[Interface dataset entries]
"""

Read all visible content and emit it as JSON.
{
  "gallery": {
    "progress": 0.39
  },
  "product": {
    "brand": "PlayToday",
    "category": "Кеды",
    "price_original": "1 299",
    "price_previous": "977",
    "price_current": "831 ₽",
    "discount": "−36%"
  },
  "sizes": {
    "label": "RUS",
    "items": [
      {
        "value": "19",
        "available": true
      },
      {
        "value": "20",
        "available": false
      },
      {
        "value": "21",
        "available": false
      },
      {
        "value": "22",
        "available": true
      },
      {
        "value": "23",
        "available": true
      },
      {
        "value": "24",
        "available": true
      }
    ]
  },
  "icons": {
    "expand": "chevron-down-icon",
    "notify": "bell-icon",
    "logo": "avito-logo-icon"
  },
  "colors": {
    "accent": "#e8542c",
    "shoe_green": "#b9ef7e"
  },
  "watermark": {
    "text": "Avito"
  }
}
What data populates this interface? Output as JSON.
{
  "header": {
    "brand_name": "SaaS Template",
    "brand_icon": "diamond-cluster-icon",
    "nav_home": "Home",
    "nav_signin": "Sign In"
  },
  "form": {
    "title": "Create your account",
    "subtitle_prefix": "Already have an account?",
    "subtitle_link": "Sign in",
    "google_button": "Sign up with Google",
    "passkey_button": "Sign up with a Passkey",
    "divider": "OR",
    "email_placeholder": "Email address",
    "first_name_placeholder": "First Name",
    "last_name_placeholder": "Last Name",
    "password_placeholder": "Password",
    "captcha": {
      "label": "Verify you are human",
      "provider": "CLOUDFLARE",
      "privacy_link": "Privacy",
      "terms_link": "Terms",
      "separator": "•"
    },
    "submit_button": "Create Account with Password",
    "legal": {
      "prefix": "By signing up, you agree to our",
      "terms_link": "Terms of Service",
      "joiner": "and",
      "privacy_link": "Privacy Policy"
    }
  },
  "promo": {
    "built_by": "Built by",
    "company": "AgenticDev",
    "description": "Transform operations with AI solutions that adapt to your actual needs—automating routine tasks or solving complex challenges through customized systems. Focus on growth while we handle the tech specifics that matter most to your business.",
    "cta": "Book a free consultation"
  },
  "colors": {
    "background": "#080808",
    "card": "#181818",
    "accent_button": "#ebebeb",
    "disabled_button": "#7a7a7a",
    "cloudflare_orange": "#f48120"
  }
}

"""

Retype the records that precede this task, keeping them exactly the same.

Read all visible content and emit it as JSON.
{
  "gallery": {
    "progress": 0.39
  },
  "product": {
    "brand": "PlayToday",
    "category": "Кеды",
    "price_original": "1 299",
    "price_previous": "977",
    "price_current": "831 ₽",
    "discount": "−36%"
  },
  "sizes": {
    "label": "RUS",
    "items": [
      {
        "value": "19",
        "available": true
      },
      {
        "value": "20",
        "available": false
      },
      {
        "value": "21",
        "available": false
      },
      {
        "value": "22",
        "available": true
      },
      {
        "value": "23",
        "available": true
      },
      {
        "value": "24",
        "available": true
      }
    ]
  },
  "icons": {
    "expand": "chevron-down-icon",
    "notify": "bell-icon",
    "logo": "avito-logo-icon"
  },
  "colors": {
    "accent": "#e8542c",
    "shoe_green": "#b9ef7e"
  },
  "watermark": {
    "text": "Avito"
  }
}
What data populates this interface? Output as JSON.
{
  "header": {
    "brand_name": "SaaS Template",
    "brand_icon": "diamond-cluster-icon",
    "nav_home": "Home",
    "nav_signin": "Sign In"
  },
  "form": {
    "title": "Create your account",
    "subtitle_prefix": "Already have an account?",
    "subtitle_link": "Sign in",
    "google_button": "Sign up with Google",
    "passkey_button": "Sign up with a Passkey",
    "divider": "OR",
    "email_placeholder": "Email address",
    "first_name_placeholder": "First Name",
    "last_name_placeholder": "Last Name",
    "password_placeholder": "Password",
    "captcha": {
      "label": "Verify you are human",
      "provider": "CLOUDFLARE",
      "privacy_link": "Privacy",
      "terms_link": "Terms",
      "separator": "•"
    },
    "submit_button": "Create Account with Password",
    "legal": {
      "prefix": "By signing up, you agree to our",
      "terms_link": "Terms of Service",
      "joiner": "and",
      "privacy_link": "Privacy Policy"
    }
  },
  "promo": {
    "built_by": "Built by",
    "company": "AgenticDev",
    "description": "Transform operations with AI solutions that adapt to your actual needs—automating routine tasks or solving complex challenges through customized systems. Focus on growth while we handle the tech specifics that matter most to your business.",
    "cta": "Book a free consultation"
  },
  "colors": {
    "background": "#080808",
    "card": "#181818",
    "accent_button": "#ebebeb",
    "disabled_button": "#7a7a7a",
    "cloudflare_orange": "#f48120"
  }
}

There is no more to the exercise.